_Task goal_: Report how many lines below contain the word "icon". Give only the number.

Data records for software interfaces
-.-.-

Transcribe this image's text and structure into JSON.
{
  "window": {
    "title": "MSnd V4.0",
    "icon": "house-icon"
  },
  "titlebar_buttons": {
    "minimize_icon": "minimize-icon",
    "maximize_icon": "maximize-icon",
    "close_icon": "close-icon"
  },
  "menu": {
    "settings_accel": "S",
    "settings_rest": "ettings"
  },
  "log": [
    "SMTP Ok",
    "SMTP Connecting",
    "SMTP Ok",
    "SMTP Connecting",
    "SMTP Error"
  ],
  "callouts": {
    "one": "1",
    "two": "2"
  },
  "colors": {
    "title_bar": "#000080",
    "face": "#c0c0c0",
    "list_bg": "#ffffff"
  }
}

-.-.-

_Answer to the problem_: 4